**Required action**
Hunt through the entries for the word "Relleno" and copy each line in which it appears.

**Data extracts**

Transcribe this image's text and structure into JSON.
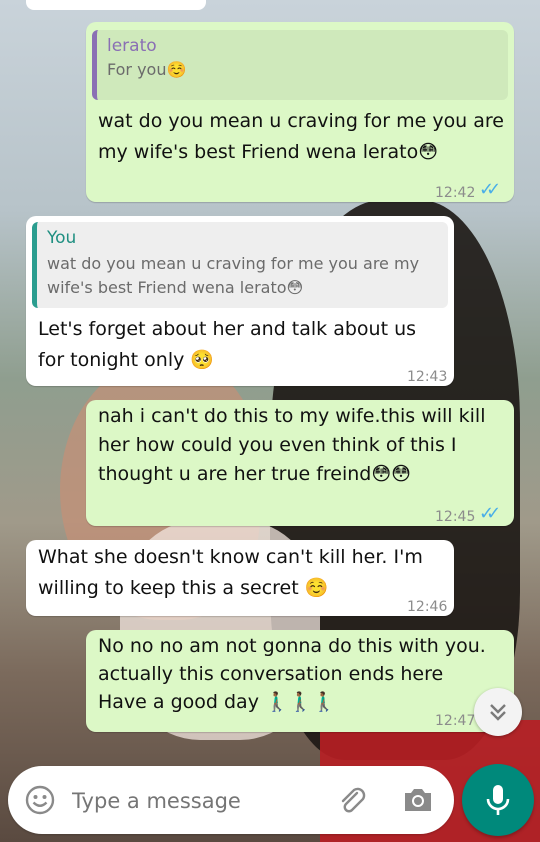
{
  "messages": [
    {
      "direction": "outgoing",
      "quote": {
        "author": "lerato",
        "text": "For you☺️"
      },
      "text": "wat do you mean u craving for me you are\nmy wife's best Friend wena lerato😳",
      "time": "12:42",
      "ticks": "✓✓"
    },
    {
      "direction": "incoming",
      "quote": {
        "author": "You",
        "text": "wat do you mean u craving for me you are my\nwife's best Friend wena lerato😳"
      },
      "text": "Let's forget about her and talk about us\nfor tonight only 🥺",
      "time": "12:43"
    },
    {
      "direction": "outgoing",
      "text": "nah i can't do this to my wife.this will kill\nher how could you even think of this I\nthought u are her true freind😳😳",
      "time": "12:45",
      "ticks": "✓✓"
    },
    {
      "direction": "incoming",
      "text": "What she doesn't know can't kill her. I'm\nwilling to keep this a secret ☺️",
      "time": "12:46"
    },
    {
      "direction": "outgoing",
      "text": "No no no am not gonna do this with you.\nactually this conversation ends here\nHave a good day 🚶🏾‍♂️🚶🏾‍♂️🚶🏾‍♂️",
      "time": "12:47"
    }
  ],
  "composer": {
    "placeholder": "Type a message",
    "emoji_icon": "emoji-icon",
    "attach_icon": "paperclip-icon",
    "camera_icon": "camera-icon",
    "mic_icon": "microphone-icon"
  },
  "scroll_down_icon": "double-chevron-down-icon",
  "colors": {
    "outgoing_bubble": "#dcf8c6",
    "incoming_bubble": "#ffffff",
    "read_ticks": "#4aaee8",
    "accent": "#00897b"
  }
}
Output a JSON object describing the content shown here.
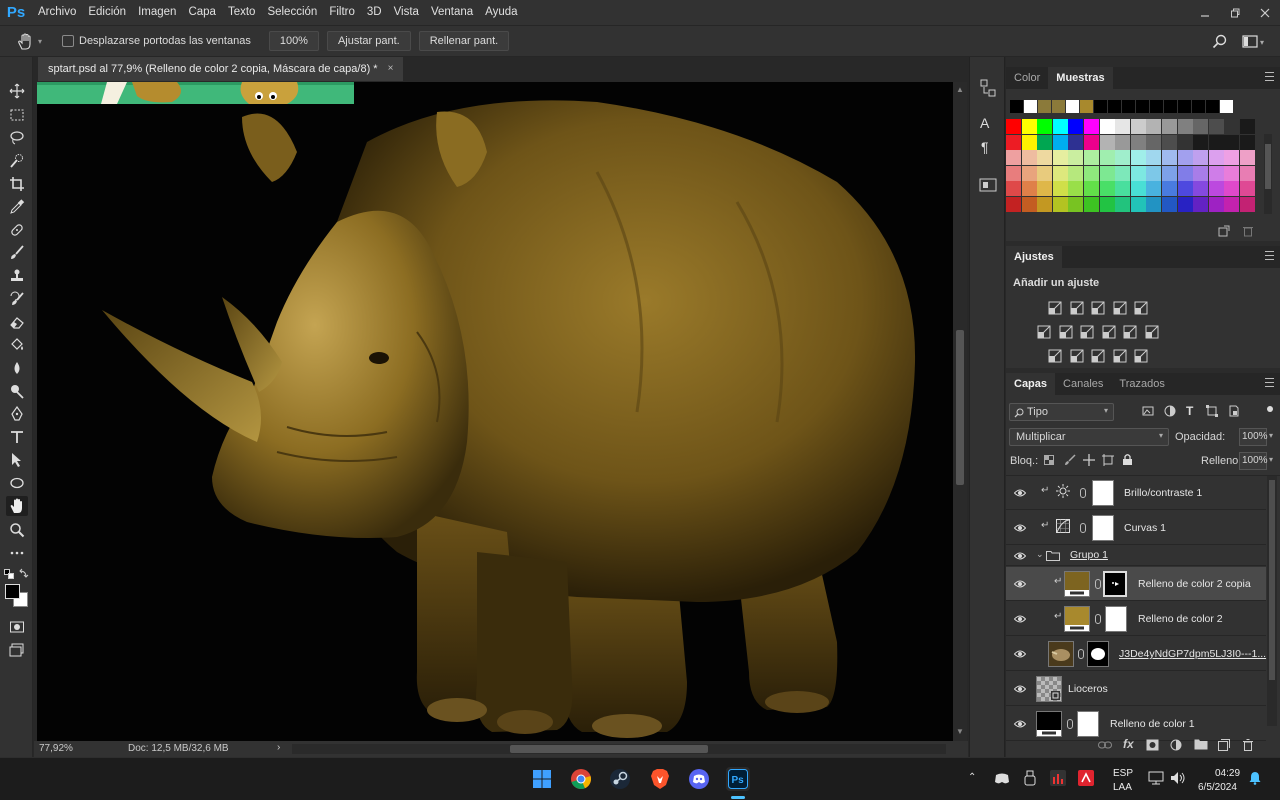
{
  "app": {
    "logo": "Ps",
    "accent": "#31a8ff"
  },
  "menu": [
    "Archivo",
    "Edición",
    "Imagen",
    "Capa",
    "Texto",
    "Selección",
    "Filtro",
    "3D",
    "Vista",
    "Ventana",
    "Ayuda"
  ],
  "options_bar": {
    "scroll_all_label": "Desplazarse portodas las ventanas",
    "zoom_value": "100%",
    "fit_screen": "Ajustar pant.",
    "fill_screen": "Rellenar pant."
  },
  "document": {
    "tab_title": "sptart.psd al 77,9% (Relleno de color 2 copia, Máscara de capa/8) *",
    "close": "×"
  },
  "status": {
    "zoom": "77,92%",
    "doc_size": "Doc: 12,5 MB/32,6 MB",
    "arrow": "›"
  },
  "swatches_panel": {
    "tabs": [
      "Color",
      "Muestras"
    ],
    "active_tab": "Muestras",
    "recent": [
      "#000000",
      "#ffffff",
      "#8b7a3a",
      "#8b7a3a",
      "#ffffff",
      "#a8892d",
      "#000000",
      "#000000",
      "#000000",
      "#000000",
      "#000000",
      "#000000",
      "#000000",
      "#000000",
      "#000000",
      "#ffffff"
    ]
  },
  "adjustments_panel": {
    "title": "Ajustes",
    "subtitle": "Añadir un ajuste"
  },
  "layers_panel": {
    "tabs": [
      "Capas",
      "Canales",
      "Trazados"
    ],
    "active_tab": "Capas",
    "filter_label": "Tipo",
    "blend_mode": "Multiplicar",
    "opacity_label": "Opacidad:",
    "opacity_value": "100%",
    "lock_label": "Bloq.:",
    "fill_label": "Relleno:",
    "fill_value": "100%",
    "layers": [
      {
        "name": "Brillo/contraste 1",
        "kind": "adjustment",
        "icon": "brightness-icon"
      },
      {
        "name": "Curvas 1",
        "kind": "adjustment",
        "icon": "curves-icon"
      },
      {
        "name": "Grupo 1",
        "kind": "group"
      },
      {
        "name": "Relleno de color 2 copia",
        "kind": "fill",
        "color": "#7d6420",
        "selected": true
      },
      {
        "name": "Relleno de color 2",
        "kind": "fill",
        "color": "#a8892d"
      },
      {
        "name": "J3De4yNdGP7dpm5LJ3I0---1...",
        "kind": "image"
      },
      {
        "name": "Lioceros",
        "kind": "smart"
      },
      {
        "name": "Relleno de color 1",
        "kind": "fill",
        "color": "#000000"
      }
    ]
  },
  "taskbar": {
    "lang": "ESP",
    "lang2": "LAA",
    "time": "04:29",
    "date": "6/5/2024"
  }
}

**Response**
    "tab_title": "sptart.psd al 77,9% (Relleno de color 2 copia, Máscara de capa/8) *",
    "fill_label": "Relleno:",
        "name": "Relleno de color 2 copia",
        "name": "Relleno de color 2",
        "name": "Relleno de color 1",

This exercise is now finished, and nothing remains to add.